Scientific field research can be messy and dirty, but Smith undergraduates working this summer at MacLeish welcomed the opportunity. Indeed, collecting data under the dense canopy of 100-year-old trees can be a welcome assignment, especially when it is July and it is hot and humid back in the city of Northampton and on the Smith campus.

For Stacie Mansen, an Ada Comstock scholar, and Ellen Maley ’11, it's just another day in the field. In their case, the field is a patchwork of forest, meadows, vernal pools, the occasional pile of bear scat and remnants of old lead and zinc mines. To get to their research plots that muggy morning, they hiked along an old dirt roadway bordered by century-old stonewalls until they cut into the forest along a flagged trail that brings them to the marked stands of hemlock and black birch trees. The undergraduates carry their field notebooks, first-aid kits, a cooler, water, snacks and various digging implements that usually included shovels and pick axes.

“A lot of this soil is pretty rocky,” says Maley, applying a bandage to her shin where she had banged it with a shovel. “This is land sitting on top of glacial till. We're looking at climate change and forest succession due to the invasion of the woolly adelgid.”

For 10 weeks this summer, Mansen and Maley were at MacLeish digging 3-foot-by-3-foot pits in plots of black birch and hemlock trees and collecting soil samples from the layers. They then took the samples back to the lab where they were analyzed for ammonium and nitrate contents.

Maley and Mansen, both geoscience majors working through Smith's Summer Research Fellows program and under the direction of Associate Professor of Geosciences Amy Rhodes, were part of Team Soil. They were collaborating with Andrew Guswa, associate professor of engineering, and Jesse Bellemare, assistant professor of biological sciences, and their teams of students to investigate the differences in nutrient cycling in soils underlying different species of trees and to predict how the nitrogen, phosphorous and other nutrients in the soil may change as a result of forest succession from hemlock trees to black birch.

The broad goal is to assess the hydrologic cycle and how it will impact soil moisture and water uptake and measure the differences in hydrologic fluxes between hemlock and deciduous forest stands. Ultimately, the ongoing project will help researchers determine how nitrogen cycling in soils, the hydrology and microclimate of the forest might be altered should the hemlock species die out.

Top: Engineering majors Jake Pecht ’12 and Meghan Mussehl ’12 collect and measure rainwater as it falls through the thick canopies of hemlock trees.

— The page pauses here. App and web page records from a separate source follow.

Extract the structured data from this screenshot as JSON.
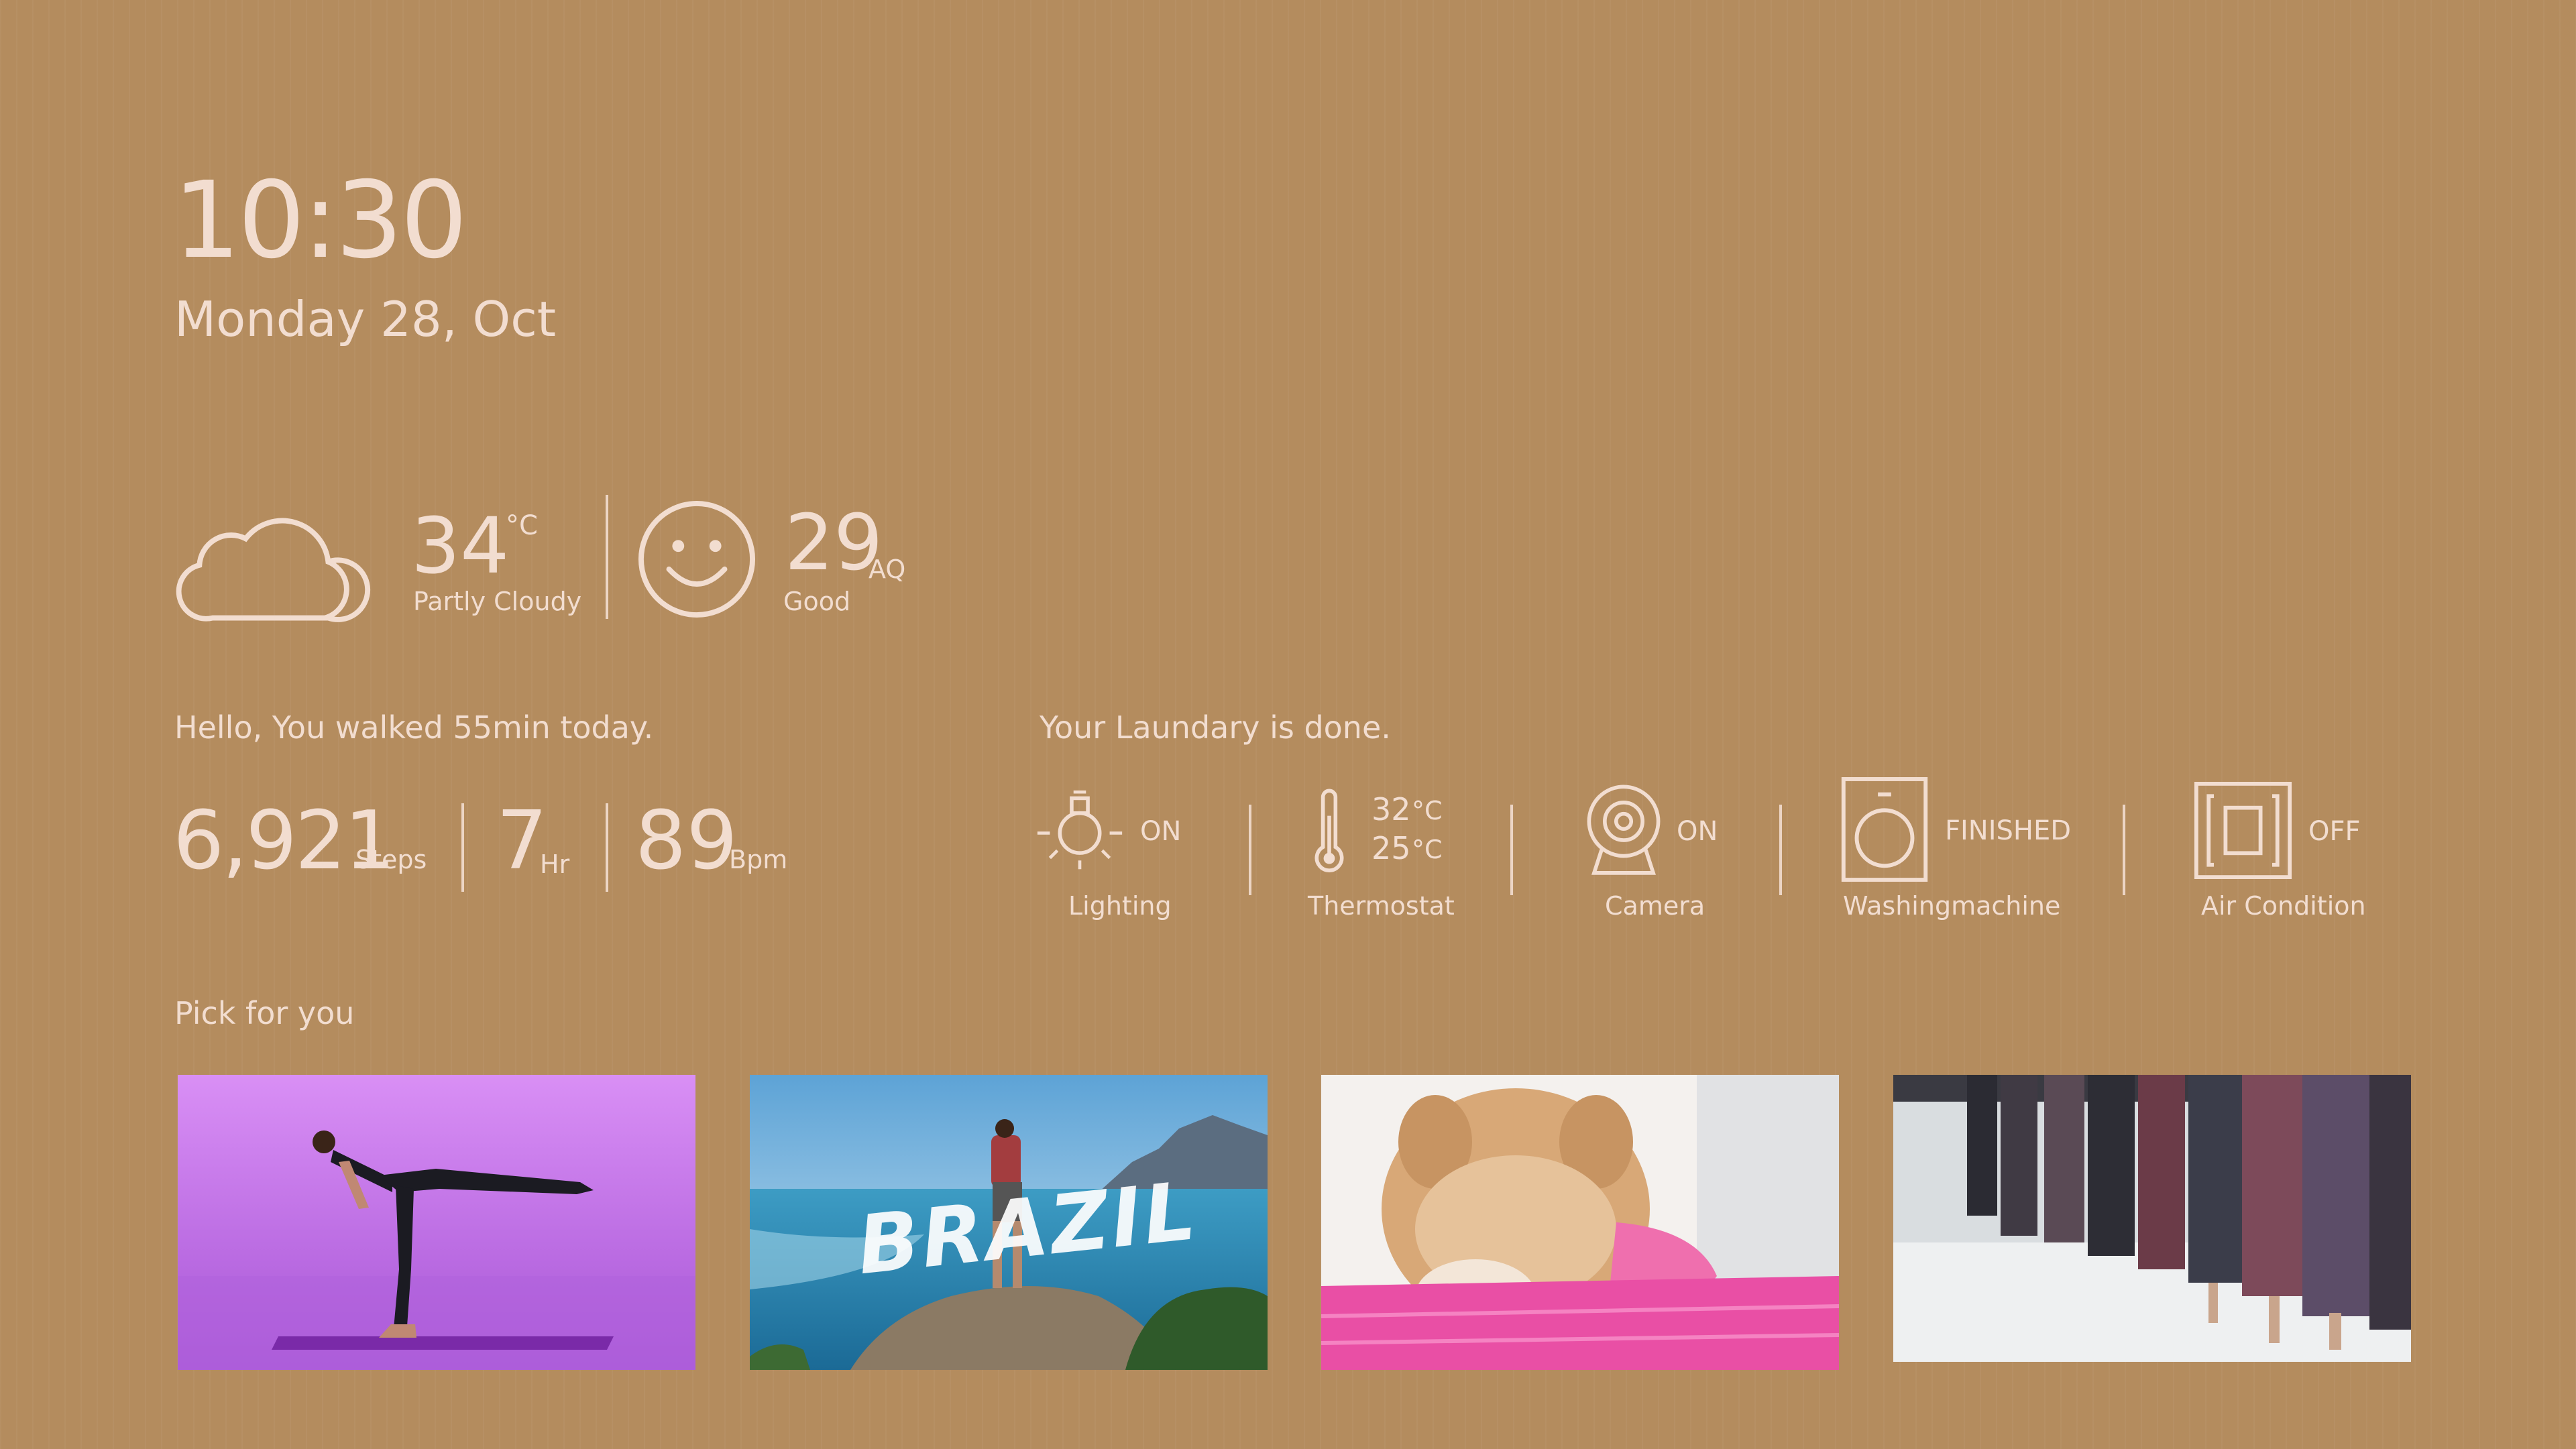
{
  "clock": {
    "time": "10:30",
    "date": "Monday 28, Oct"
  },
  "weather": {
    "icon": "cloud-icon",
    "temperature": "34",
    "unit": "°C",
    "condition": "Partly Cloudy"
  },
  "air_quality": {
    "icon": "smiley-face-icon",
    "value": "29",
    "unit": "AQ",
    "label": "Good"
  },
  "activity": {
    "greeting": "Hello, You walked 55min today.",
    "steps": {
      "value": "6,921",
      "unit": "Steps"
    },
    "sleep": {
      "value": "7",
      "unit": "Hr"
    },
    "heart_rate": {
      "value": "89",
      "unit": "Bpm"
    }
  },
  "home": {
    "message": "Your Laundary is done.",
    "devices": [
      {
        "name": "Lighting",
        "icon": "light-bulb-icon",
        "status": "ON"
      },
      {
        "name": "Thermostat",
        "icon": "thermometer-icon",
        "high": "32",
        "low": "25",
        "unit": "°C"
      },
      {
        "name": "Camera",
        "icon": "camera-icon",
        "status": "ON"
      },
      {
        "name": "Washingmachine",
        "icon": "washing-machine-icon",
        "status": "FINISHED"
      },
      {
        "name": "Air Condition",
        "icon": "air-conditioner-icon",
        "status": "OFF"
      }
    ]
  },
  "picks": {
    "title": "Pick for you",
    "items": [
      {
        "icon": "yoga-pose-image"
      },
      {
        "icon": "brazil-travel-image",
        "caption": "BRAZIL"
      },
      {
        "icon": "puppy-image"
      },
      {
        "icon": "fashion-runway-image"
      }
    ]
  },
  "colors": {
    "background": "#b48c5e",
    "foreground": "#f2ddd0"
  }
}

Bottom: Back in the Smith lab, Stacie Mansen, an Ada Comstock scholar, sieves through the samples she has collected from soil pits at the MacLeish Field Station.

Only a 10-minute hike away, under the dense outstretched branches of hemlocks and along another flagged trail blanketed by dry leaves, Team Hydro did their own measurements and sample gathering. Engineering majors Meghan Mussehl ’12 and Jake Pecht ’12 worked in a spot where the forest floor is mapped out in plots, marked by grids of string and graduated cylinders that collect and measure rainwater as it falls through the thick canopies of trees.

“As hemlock forests die out, new growth is intruding. This is going to affect forest ecology and hydrology,” Mussehl says. Their hydrologic research project measures both throughfall, the amount of rain that falls to the ground, and sap flux, the fluid transported through plant tissues.

The impact of the hemlock woolly adelgid on the hemlock forests and the water cycle in New England could be significant, according to Associate Professor of Engineering Andrew Guswa and director of the Smith Center for the Environment, Ecological Design and Sustainability (CEEDS). The destruction of eastern hemlock forests by the invasive pest has the potential to transform the water cycle throughout New England.

Analyzing and collecting sap flux involves the methodology of tree coring, in which researchers have to drill into the trunk of a tree to allow for insertion of a probe. This comes with its own technological challenges, says Pecht with a smile. “We've broken six drill bits so far trying to core.”